While I sanded, Scott tied up a few loose ends around the house (tidying cables and stuffing the ceiling with insulation along the outer walls), but every time he came into the garage to check on me, I was still sanding. Note: We used 80 grit sanding pads on our mouse sander, and we followed that up with 220 grit pads to get the finish as smooth as possible.
I sanded for the entire afternoon and into the evening, making sure to get into every nook around the legs. For those smaller details, I used 80 grit sandpaper (followed up with 120), since it was easier to do by hand.
At one point, we tested out using a stripper, which – no. The residue it left behind became more of a hassle than just using pure muscle to motor through the poly finish, so full disclosure: we stripped at one point, regretted it, then spent a few more hours whittling down the fog it left behind.
But! After one and a half days of sanding our little hearts out (because yes, the sanding continued through Sunday afternoon), we had a clean ready-for-stain table! My arms still feel like they’re vibrating, but it was worth it to see those brand new aprons match (close enough to the) tone of the rest of the table.
Because the table prep – ahem, sanding prep – took the better part of our entire weekend, I’m still finishing up the mixing of stains, so that’ll come soon! (We’re giving our best go at this look – a mix of stains for that perfectly weathered I’m-old-but-still-look-good.) Spoiler alert, though? It’s gorgeous.

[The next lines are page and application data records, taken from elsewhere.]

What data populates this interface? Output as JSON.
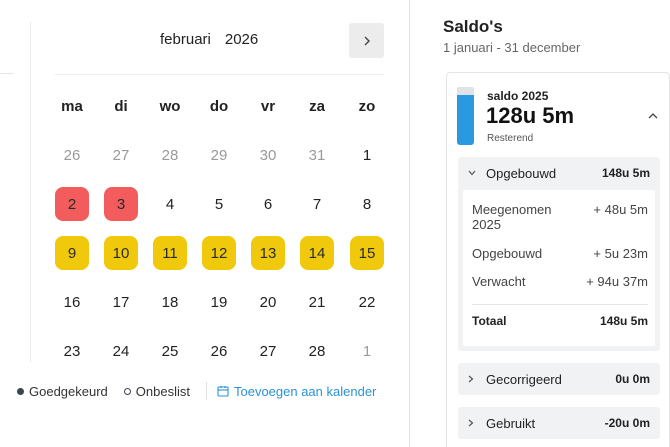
{
  "calendar": {
    "month": "februari",
    "year": "2026",
    "weekdays": [
      "ma",
      "di",
      "wo",
      "do",
      "vr",
      "za",
      "zo"
    ],
    "weeks": [
      [
        {
          "d": "26",
          "s": "muted"
        },
        {
          "d": "27",
          "s": "muted"
        },
        {
          "d": "28",
          "s": "muted"
        },
        {
          "d": "29",
          "s": "muted"
        },
        {
          "d": "30",
          "s": "muted"
        },
        {
          "d": "31",
          "s": "muted"
        },
        {
          "d": "1",
          "s": ""
        }
      ],
      [
        {
          "d": "2",
          "s": "red"
        },
        {
          "d": "3",
          "s": "red"
        },
        {
          "d": "4",
          "s": ""
        },
        {
          "d": "5",
          "s": ""
        },
        {
          "d": "6",
          "s": ""
        },
        {
          "d": "7",
          "s": ""
        },
        {
          "d": "8",
          "s": ""
        }
      ],
      [
        {
          "d": "9",
          "s": "yellow"
        },
        {
          "d": "10",
          "s": "yellow"
        },
        {
          "d": "11",
          "s": "yellow"
        },
        {
          "d": "12",
          "s": "yellow"
        },
        {
          "d": "13",
          "s": "yellow"
        },
        {
          "d": "14",
          "s": "yellow"
        },
        {
          "d": "15",
          "s": "yellow"
        }
      ],
      [
        {
          "d": "16",
          "s": ""
        },
        {
          "d": "17",
          "s": ""
        },
        {
          "d": "18",
          "s": ""
        },
        {
          "d": "19",
          "s": ""
        },
        {
          "d": "20",
          "s": ""
        },
        {
          "d": "21",
          "s": ""
        },
        {
          "d": "22",
          "s": ""
        }
      ],
      [
        {
          "d": "23",
          "s": ""
        },
        {
          "d": "24",
          "s": ""
        },
        {
          "d": "25",
          "s": ""
        },
        {
          "d": "26",
          "s": ""
        },
        {
          "d": "27",
          "s": ""
        },
        {
          "d": "28",
          "s": ""
        },
        {
          "d": "1",
          "s": "muted"
        }
      ]
    ],
    "next_icon": "chevron-right-icon"
  },
  "legend": {
    "approved": "Goedgekeurd",
    "undecided": "Onbeslist",
    "add_calendar": "Toevoegen aan kalender"
  },
  "saldos": {
    "title": "Saldo's",
    "range": "1 januari - 31 december",
    "balance": {
      "label": "saldo 2025",
      "value": "128u 5m",
      "sub": "Resterend",
      "remaining_fraction": 0.87,
      "bar_color": "#2a9ae0"
    },
    "opgebouwd": {
      "label": "Opgebouwd",
      "value": "148u 5m",
      "rows": [
        {
          "label": "Meegenomen 2025",
          "value": "+ 48u 5m"
        },
        {
          "label": "Opgebouwd",
          "value": "+ 5u 23m"
        },
        {
          "label": "Verwacht",
          "value": "+ 94u 37m"
        }
      ],
      "total_label": "Totaal",
      "total_value": "148u 5m"
    },
    "gecorrigeerd": {
      "label": "Gecorrigeerd",
      "value": "0u 0m"
    },
    "gebruikt": {
      "label": "Gebruikt",
      "value": "-20u 0m"
    }
  },
  "colors": {
    "red": "#f25c5c",
    "yellow": "#f0c90c",
    "accent": "#2a93d5"
  }
}
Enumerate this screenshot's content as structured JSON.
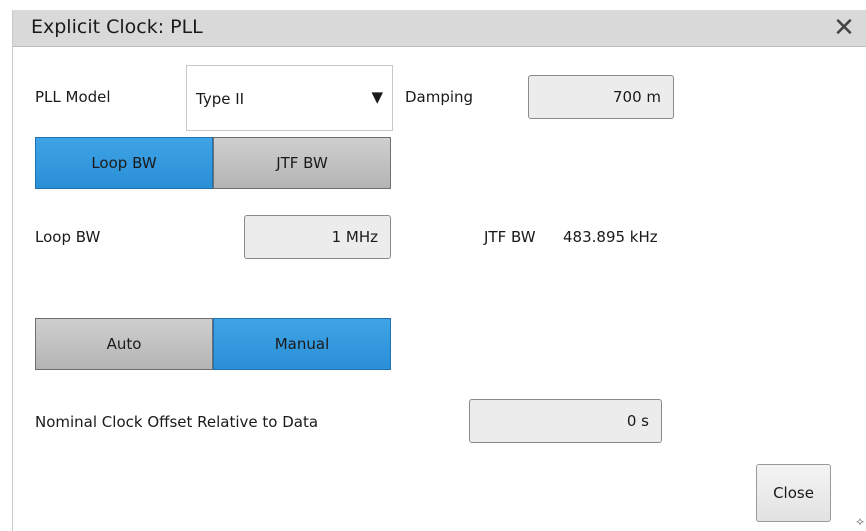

Add this table to our list of things-we’re-daydreaming-about – one hot table in a pretty pink room. (Dare I remind you of my green velvet chair? That’ll layer in, too. I could just scream.)